Only the lines of the data holding the string "count" need to be returned.

*** Information given Section Begins ***

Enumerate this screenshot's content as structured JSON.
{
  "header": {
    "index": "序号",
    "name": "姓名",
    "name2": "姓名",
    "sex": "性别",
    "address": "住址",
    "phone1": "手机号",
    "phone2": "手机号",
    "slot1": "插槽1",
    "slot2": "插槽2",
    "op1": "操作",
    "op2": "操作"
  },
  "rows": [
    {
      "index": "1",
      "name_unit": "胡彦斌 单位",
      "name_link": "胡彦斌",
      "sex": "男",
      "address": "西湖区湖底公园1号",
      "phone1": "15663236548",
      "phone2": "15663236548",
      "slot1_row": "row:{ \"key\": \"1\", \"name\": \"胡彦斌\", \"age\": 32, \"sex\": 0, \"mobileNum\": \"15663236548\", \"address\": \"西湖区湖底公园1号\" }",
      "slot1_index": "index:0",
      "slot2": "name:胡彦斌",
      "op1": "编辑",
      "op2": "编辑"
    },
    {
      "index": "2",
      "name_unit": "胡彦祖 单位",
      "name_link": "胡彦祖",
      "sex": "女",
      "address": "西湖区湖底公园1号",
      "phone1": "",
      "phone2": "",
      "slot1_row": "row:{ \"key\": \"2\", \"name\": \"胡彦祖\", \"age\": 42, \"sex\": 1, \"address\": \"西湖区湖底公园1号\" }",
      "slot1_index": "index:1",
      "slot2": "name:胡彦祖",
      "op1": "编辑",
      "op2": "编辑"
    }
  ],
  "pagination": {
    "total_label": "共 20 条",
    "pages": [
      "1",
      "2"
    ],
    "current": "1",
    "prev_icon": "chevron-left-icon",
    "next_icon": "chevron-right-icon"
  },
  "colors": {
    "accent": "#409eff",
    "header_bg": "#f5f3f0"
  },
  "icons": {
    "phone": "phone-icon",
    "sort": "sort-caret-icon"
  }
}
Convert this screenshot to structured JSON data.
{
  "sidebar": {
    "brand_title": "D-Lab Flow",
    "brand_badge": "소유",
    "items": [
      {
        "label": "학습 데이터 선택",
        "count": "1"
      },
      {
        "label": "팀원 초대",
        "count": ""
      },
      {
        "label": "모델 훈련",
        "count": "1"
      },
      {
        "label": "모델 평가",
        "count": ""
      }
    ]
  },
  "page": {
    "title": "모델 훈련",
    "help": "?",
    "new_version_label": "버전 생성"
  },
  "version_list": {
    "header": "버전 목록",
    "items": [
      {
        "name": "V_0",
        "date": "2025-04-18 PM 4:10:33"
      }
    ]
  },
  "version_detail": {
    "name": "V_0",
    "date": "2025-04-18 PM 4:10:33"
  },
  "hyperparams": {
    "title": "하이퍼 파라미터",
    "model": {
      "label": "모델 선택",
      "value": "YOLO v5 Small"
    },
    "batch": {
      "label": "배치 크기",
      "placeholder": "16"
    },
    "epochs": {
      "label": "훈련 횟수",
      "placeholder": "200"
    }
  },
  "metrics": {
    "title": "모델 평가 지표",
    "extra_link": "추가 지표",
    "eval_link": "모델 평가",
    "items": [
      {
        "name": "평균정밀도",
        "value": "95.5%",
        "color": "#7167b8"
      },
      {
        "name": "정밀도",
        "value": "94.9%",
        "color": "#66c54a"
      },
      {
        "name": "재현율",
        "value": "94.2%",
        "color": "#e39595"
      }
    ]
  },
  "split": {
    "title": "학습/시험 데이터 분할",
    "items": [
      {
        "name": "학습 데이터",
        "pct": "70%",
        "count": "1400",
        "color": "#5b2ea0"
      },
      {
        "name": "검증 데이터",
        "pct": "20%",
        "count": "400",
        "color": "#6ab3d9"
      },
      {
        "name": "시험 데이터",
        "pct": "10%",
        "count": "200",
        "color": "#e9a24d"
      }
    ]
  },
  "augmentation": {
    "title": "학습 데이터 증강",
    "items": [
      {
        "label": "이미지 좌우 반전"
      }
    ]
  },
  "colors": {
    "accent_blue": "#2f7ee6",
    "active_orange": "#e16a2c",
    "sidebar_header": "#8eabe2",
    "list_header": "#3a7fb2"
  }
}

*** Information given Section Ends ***

= Result for this exercise =
        "count": "1"
        "count": ""
        "count": "1"
        "count": ""
        "count": "1400",
        "count": "400",
        "count": "200",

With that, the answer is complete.